* WHAT TO DO *
Please return all lines of the data below containing the string "JSON".

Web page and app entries
..........

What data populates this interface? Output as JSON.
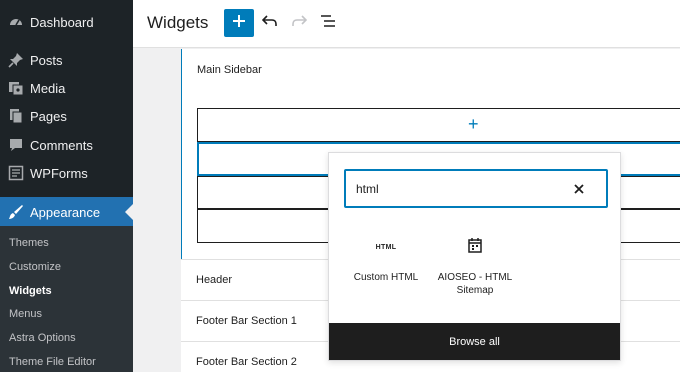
{
  "colors": {
    "sidebar_bg": "#1d2327",
    "accent": "#2271b1",
    "editor_blue": "#007cba"
  },
  "sidebar": {
    "items": [
      {
        "label": "Dashboard",
        "icon": "dashboard-icon"
      },
      {
        "label": "Posts",
        "icon": "pin-icon"
      },
      {
        "label": "Media",
        "icon": "media-icon"
      },
      {
        "label": "Pages",
        "icon": "pages-icon"
      },
      {
        "label": "Comments",
        "icon": "comment-icon"
      },
      {
        "label": "WPForms",
        "icon": "forms-icon"
      },
      {
        "label": "Appearance",
        "icon": "brush-icon",
        "active": true
      }
    ],
    "submenu": [
      {
        "label": "Themes"
      },
      {
        "label": "Customize"
      },
      {
        "label": "Widgets",
        "current": true
      },
      {
        "label": "Menus"
      },
      {
        "label": "Astra Options"
      },
      {
        "label": "Theme File Editor"
      }
    ]
  },
  "topbar": {
    "title": "Widgets",
    "add_icon": "plus-icon",
    "undo_icon": "undo-icon",
    "redo_icon": "redo-icon",
    "list_icon": "list-view-icon"
  },
  "canvas": {
    "main_sidebar_title": "Main Sidebar",
    "areas": [
      "Header",
      "Footer Bar Section 1",
      "Footer Bar Section 2"
    ]
  },
  "inserter": {
    "search_value": "html",
    "results": [
      {
        "label": "Custom HTML",
        "icon_text": "HTML"
      },
      {
        "label": "AIOSEO - HTML Sitemap",
        "icon": "calendar-icon"
      }
    ],
    "browse_all": "Browse all"
  }
}
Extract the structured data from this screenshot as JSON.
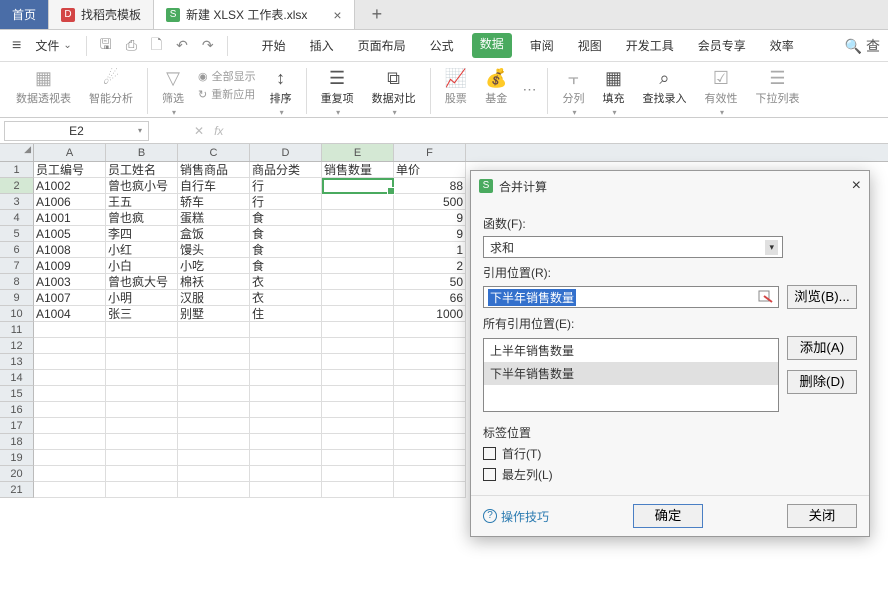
{
  "tabs": {
    "home": "首页",
    "template": "找稻壳模板",
    "current": "新建 XLSX 工作表.xlsx"
  },
  "file_menu": "文件",
  "menu_tabs": [
    "开始",
    "插入",
    "页面布局",
    "公式",
    "数据",
    "审阅",
    "视图",
    "开发工具",
    "会员专享",
    "效率"
  ],
  "search_label": "查",
  "ribbon": {
    "pivot": "数据透视表",
    "smart": "智能分析",
    "filter": "筛选",
    "show_all": "全部显示",
    "reapply": "重新应用",
    "sort": "排序",
    "dedup": "重复项",
    "compare": "数据对比",
    "stock": "股票",
    "fund": "基金",
    "split": "分列",
    "fill": "填充",
    "findin": "查找录入",
    "validate": "有效性",
    "dropdown": "下拉列表"
  },
  "namebox": "E2",
  "columns": [
    "A",
    "B",
    "C",
    "D",
    "E",
    "F"
  ],
  "headers": [
    "员工编号",
    "员工姓名",
    "销售商品",
    "商品分类",
    "销售数量",
    "单价"
  ],
  "rows": [
    {
      "id": "A1002",
      "name": "曾也疯小号",
      "prod": "自行车",
      "cat": "行",
      "qty": "",
      "price": "88"
    },
    {
      "id": "A1006",
      "name": "王五",
      "prod": "轿车",
      "cat": "行",
      "qty": "",
      "price": "500"
    },
    {
      "id": "A1001",
      "name": "曾也疯",
      "prod": "蛋糕",
      "cat": "食",
      "qty": "",
      "price": "9"
    },
    {
      "id": "A1005",
      "name": "李四",
      "prod": "盒饭",
      "cat": "食",
      "qty": "",
      "price": "9"
    },
    {
      "id": "A1008",
      "name": "小红",
      "prod": "馒头",
      "cat": "食",
      "qty": "",
      "price": "1"
    },
    {
      "id": "A1009",
      "name": "小白",
      "prod": "小吃",
      "cat": "食",
      "qty": "",
      "price": "2"
    },
    {
      "id": "A1003",
      "name": "曾也疯大号",
      "prod": "棉袄",
      "cat": "衣",
      "qty": "",
      "price": "50"
    },
    {
      "id": "A1007",
      "name": "小明",
      "prod": "汉服",
      "cat": "衣",
      "qty": "",
      "price": "66"
    },
    {
      "id": "A1004",
      "name": "张三",
      "prod": "别墅",
      "cat": "住",
      "qty": "",
      "price": "1000"
    }
  ],
  "dialog": {
    "title": "合并计算",
    "func_label": "函数(F):",
    "func_value": "求和",
    "ref_label": "引用位置(R):",
    "ref_value": "下半年销售数量",
    "browse": "浏览(B)...",
    "all_refs_label": "所有引用位置(E):",
    "refs": [
      "上半年销售数量",
      "下半年销售数量"
    ],
    "add": "添加(A)",
    "delete": "删除(D)",
    "labels_section": "标签位置",
    "top_row": "首行(T)",
    "left_col": "最左列(L)",
    "help": "操作技巧",
    "ok": "确定",
    "close": "关闭"
  }
}
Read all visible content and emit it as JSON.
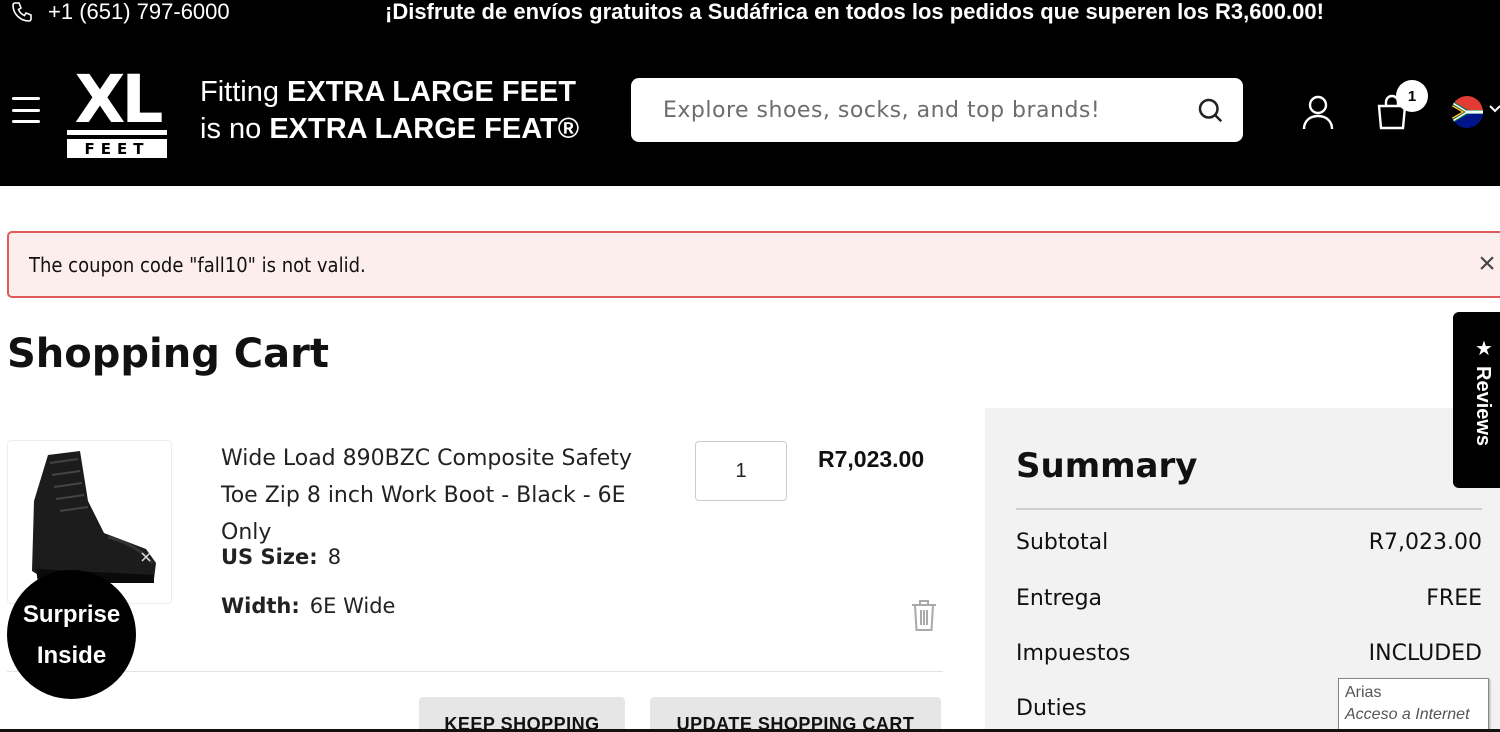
{
  "topbar": {
    "phone": "+1 (651) 797-6000",
    "promo": "¡Disfrute de envíos gratuitos a Sudáfrica en todos los pedidos que superen los R3,600.00!"
  },
  "header": {
    "logo_text": "XL FEET",
    "tagline_line1_prefix": "Fitting ",
    "tagline_line1_bold": "EXTRA LARGE FEET",
    "tagline_line2_prefix": "is no ",
    "tagline_line2_bold": "EXTRA LARGE FEAT®",
    "search_placeholder": "Explore shoes, socks, and top brands!",
    "cart_count": "1",
    "country_flag": "south-africa-flag"
  },
  "alert": {
    "message": "The coupon code \"fall10\" is not valid.",
    "close_symbol": "×"
  },
  "page": {
    "title": "Shopping Cart"
  },
  "cart": {
    "items": [
      {
        "name": "Wide Load 890BZC Composite Safety Toe Zip 8 inch Work Boot - Black - 6E Only",
        "size_label": "US Size:",
        "size_value": "8",
        "width_label": "Width:",
        "width_value": "6E Wide",
        "quantity": "1",
        "price": "R7,023.00"
      }
    ],
    "keep_shopping": "KEEP SHOPPING",
    "update_cart": "UPDATE SHOPPING CART"
  },
  "promo_badge": {
    "line1": "Surprise",
    "line2": "Inside"
  },
  "summary": {
    "title": "Summary",
    "rows": [
      {
        "label": "Subtotal",
        "value": "R7,023.00"
      },
      {
        "label": "Entrega",
        "value": "FREE"
      },
      {
        "label": "Impuestos",
        "value": "INCLUDED"
      },
      {
        "label": "Duties",
        "value": ""
      }
    ]
  },
  "reviews_tab": {
    "label": "Reviews",
    "star": "★"
  },
  "tooltip": {
    "line1": "Arias",
    "line2": "Acceso a Internet"
  },
  "colors": {
    "header_bg": "#000000",
    "alert_border": "#e05a5a",
    "alert_bg": "#fdeeee",
    "summary_bg": "#f2f2f2",
    "button_bg": "#e6e6e6"
  }
}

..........

* THE ANSWER *
What data populates this interface? Output as JSON.
Extract the structured data from this screenshot as JSON.
Read all visible content and emit it as JSON.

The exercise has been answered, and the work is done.